Your goal:
Your answer should hold all lines of the entries that include the word "role".

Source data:
------------------------------------
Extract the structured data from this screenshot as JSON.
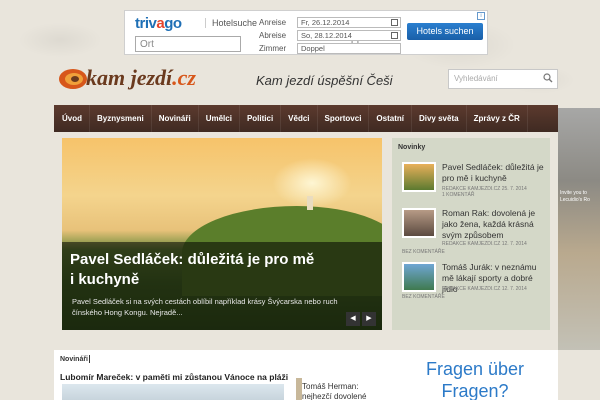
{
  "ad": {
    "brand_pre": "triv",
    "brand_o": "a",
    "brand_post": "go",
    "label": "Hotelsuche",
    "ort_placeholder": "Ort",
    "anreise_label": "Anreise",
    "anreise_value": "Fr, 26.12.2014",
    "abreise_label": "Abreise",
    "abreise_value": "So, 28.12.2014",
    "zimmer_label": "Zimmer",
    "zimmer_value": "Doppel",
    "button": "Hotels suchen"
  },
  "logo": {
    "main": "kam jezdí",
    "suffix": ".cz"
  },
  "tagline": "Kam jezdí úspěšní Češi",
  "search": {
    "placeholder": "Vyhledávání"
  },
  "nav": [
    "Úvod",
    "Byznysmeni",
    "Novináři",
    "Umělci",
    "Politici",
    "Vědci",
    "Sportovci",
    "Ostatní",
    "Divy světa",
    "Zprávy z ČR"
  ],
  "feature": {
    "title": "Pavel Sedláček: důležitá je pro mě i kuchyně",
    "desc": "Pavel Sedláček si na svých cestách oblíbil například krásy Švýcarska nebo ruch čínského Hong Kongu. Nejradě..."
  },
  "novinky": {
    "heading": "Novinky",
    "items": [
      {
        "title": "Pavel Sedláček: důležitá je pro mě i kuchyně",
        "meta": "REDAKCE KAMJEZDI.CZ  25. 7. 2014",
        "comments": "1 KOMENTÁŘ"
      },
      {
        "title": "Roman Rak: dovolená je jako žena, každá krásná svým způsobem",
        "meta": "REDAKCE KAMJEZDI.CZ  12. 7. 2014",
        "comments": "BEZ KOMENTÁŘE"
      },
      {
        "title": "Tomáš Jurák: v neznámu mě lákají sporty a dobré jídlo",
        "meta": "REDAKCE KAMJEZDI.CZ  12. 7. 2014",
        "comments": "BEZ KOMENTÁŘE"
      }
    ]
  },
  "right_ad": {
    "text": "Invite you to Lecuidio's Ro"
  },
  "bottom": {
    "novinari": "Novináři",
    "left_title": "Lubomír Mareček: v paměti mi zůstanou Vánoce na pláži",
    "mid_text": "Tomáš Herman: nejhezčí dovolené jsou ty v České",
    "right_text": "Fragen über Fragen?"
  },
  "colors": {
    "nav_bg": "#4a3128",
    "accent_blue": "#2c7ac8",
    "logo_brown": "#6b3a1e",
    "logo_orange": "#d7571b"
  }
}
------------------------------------
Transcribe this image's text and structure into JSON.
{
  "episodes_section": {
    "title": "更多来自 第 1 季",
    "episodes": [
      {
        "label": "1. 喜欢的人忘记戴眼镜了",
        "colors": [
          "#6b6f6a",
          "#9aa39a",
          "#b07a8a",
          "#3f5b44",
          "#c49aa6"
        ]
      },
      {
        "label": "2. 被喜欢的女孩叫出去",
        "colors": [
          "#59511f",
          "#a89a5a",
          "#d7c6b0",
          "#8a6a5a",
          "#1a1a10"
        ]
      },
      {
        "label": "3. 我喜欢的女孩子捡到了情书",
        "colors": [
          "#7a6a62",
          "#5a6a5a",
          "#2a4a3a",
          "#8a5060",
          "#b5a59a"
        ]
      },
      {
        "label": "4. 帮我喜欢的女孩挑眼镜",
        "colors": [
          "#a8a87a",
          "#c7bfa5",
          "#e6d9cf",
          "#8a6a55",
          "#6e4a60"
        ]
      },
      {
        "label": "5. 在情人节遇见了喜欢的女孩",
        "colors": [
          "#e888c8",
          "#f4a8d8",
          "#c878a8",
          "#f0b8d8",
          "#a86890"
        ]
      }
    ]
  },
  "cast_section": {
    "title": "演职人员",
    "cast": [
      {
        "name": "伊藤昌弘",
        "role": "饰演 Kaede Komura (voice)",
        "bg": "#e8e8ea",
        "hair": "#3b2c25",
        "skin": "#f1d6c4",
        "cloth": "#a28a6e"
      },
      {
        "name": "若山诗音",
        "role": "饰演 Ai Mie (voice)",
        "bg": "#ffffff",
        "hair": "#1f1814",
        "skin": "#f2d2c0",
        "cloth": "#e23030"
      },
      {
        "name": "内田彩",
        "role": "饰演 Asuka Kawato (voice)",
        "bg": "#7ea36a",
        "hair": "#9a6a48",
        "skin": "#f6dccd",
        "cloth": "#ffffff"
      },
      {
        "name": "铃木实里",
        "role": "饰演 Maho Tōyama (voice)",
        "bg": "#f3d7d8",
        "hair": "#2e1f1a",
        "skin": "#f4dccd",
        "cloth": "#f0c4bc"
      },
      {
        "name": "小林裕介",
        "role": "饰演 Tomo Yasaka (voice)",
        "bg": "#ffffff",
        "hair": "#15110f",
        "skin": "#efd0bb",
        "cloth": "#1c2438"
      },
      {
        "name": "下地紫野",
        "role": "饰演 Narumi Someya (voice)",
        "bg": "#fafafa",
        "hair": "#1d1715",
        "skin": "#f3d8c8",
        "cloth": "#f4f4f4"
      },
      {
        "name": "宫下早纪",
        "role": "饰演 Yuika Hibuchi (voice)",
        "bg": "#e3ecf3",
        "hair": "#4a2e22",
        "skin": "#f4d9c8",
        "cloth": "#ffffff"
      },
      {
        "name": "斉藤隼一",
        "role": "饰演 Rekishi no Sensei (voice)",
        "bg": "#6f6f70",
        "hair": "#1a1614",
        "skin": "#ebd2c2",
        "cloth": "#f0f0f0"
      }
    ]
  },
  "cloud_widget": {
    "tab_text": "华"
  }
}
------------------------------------
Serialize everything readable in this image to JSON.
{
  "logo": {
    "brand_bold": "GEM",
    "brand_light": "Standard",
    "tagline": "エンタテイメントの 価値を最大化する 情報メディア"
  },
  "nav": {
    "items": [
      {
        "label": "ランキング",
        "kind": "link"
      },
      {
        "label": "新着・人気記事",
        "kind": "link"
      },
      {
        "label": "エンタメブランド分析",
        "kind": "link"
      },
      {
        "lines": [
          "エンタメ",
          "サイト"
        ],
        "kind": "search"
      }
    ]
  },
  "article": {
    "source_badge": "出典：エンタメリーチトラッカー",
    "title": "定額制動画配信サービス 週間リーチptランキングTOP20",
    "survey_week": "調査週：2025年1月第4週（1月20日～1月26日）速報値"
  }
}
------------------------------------
Solved problem:
        "role": "饰演 Kaede Komura (voice)",
        "role": "饰演 Ai Mie (voice)",
        "role": "饰演 Asuka Kawato (voice)",
        "role": "饰演 Maho Tōyama (voice)",
        "role": "饰演 Tomo Yasaka (voice)",
        "role": "饰演 Narumi Someya (voice)",
        "role": "饰演 Yuika Hibuchi (voice)",
        "role": "饰演 Rekishi no Sensei (voice)",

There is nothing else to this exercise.